• _Task brief_
Every line of the material is to be duplicated precisely.
◇ ◇ ◇
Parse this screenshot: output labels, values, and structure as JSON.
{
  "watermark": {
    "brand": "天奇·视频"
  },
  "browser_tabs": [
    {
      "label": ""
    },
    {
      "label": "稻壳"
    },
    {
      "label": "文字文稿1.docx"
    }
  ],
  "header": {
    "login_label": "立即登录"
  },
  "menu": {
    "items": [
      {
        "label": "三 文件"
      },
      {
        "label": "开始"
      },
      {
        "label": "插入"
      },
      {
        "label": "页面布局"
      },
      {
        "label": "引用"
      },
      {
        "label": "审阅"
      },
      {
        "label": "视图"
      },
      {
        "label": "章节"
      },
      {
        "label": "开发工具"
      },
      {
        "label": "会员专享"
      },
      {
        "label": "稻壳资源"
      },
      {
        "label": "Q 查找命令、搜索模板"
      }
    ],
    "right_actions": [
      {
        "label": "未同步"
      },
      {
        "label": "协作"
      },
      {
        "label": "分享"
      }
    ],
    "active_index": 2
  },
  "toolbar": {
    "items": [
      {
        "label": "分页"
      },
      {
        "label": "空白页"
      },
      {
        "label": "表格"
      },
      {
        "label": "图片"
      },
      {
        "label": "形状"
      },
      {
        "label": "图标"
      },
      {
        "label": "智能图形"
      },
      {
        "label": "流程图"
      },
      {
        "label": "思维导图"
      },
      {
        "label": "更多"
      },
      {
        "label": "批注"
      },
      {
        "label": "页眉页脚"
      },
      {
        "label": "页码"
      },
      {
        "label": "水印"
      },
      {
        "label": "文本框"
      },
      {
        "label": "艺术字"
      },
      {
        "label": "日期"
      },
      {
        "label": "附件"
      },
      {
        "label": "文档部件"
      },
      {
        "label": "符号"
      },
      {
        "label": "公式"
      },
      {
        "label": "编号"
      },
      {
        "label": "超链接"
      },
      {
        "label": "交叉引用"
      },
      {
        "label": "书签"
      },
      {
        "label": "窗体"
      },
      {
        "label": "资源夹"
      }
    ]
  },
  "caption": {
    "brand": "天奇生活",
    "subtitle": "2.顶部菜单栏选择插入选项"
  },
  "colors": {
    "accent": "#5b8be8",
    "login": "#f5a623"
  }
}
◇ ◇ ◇
• _Output for this task_
Parse this screenshot: output labels, values, and structure as JSON.
{
  "watermark": {
    "brand": "天奇·视频"
  },
  "browser_tabs": [
    {
      "label": ""
    },
    {
      "label": "稻壳"
    },
    {
      "label": "文字文稿1.docx"
    }
  ],
  "header": {
    "login_label": "立即登录"
  },
  "menu": {
    "items": [
      {
        "label": "三 文件"
      },
      {
        "label": "开始"
      },
      {
        "label": "插入"
      },
      {
        "label": "页面布局"
      },
      {
        "label": "引用"
      },
      {
        "label": "审阅"
      },
      {
        "label": "视图"
      },
      {
        "label": "章节"
      },
      {
        "label": "开发工具"
      },
      {
        "label": "会员专享"
      },
      {
        "label": "稻壳资源"
      },
      {
        "label": "Q 查找命令、搜索模板"
      }
    ],
    "right_actions": [
      {
        "label": "未同步"
      },
      {
        "label": "协作"
      },
      {
        "label": "分享"
      }
    ],
    "active_index": 2
  },
  "toolbar": {
    "items": [
      {
        "label": "分页"
      },
      {
        "label": "空白页"
      },
      {
        "label": "表格"
      },
      {
        "label": "图片"
      },
      {
        "label": "形状"
      },
      {
        "label": "图标"
      },
      {
        "label": "智能图形"
      },
      {
        "label": "流程图"
      },
      {
        "label": "思维导图"
      },
      {
        "label": "更多"
      },
      {
        "label": "批注"
      },
      {
        "label": "页眉页脚"
      },
      {
        "label": "页码"
      },
      {
        "label": "水印"
      },
      {
        "label": "文本框"
      },
      {
        "label": "艺术字"
      },
      {
        "label": "日期"
      },
      {
        "label": "附件"
      },
      {
        "label": "文档部件"
      },
      {
        "label": "符号"
      },
      {
        "label": "公式"
      },
      {
        "label": "编号"
      },
      {
        "label": "超链接"
      },
      {
        "label": "交叉引用"
      },
      {
        "label": "书签"
      },
      {
        "label": "窗体"
      },
      {
        "label": "资源夹"
      }
    ]
  },
  "caption": {
    "brand": "天奇生活",
    "subtitle": "2.顶部菜单栏选择插入选项"
  },
  "colors": {
    "accent": "#5b8be8",
    "login": "#f5a623"
  }
}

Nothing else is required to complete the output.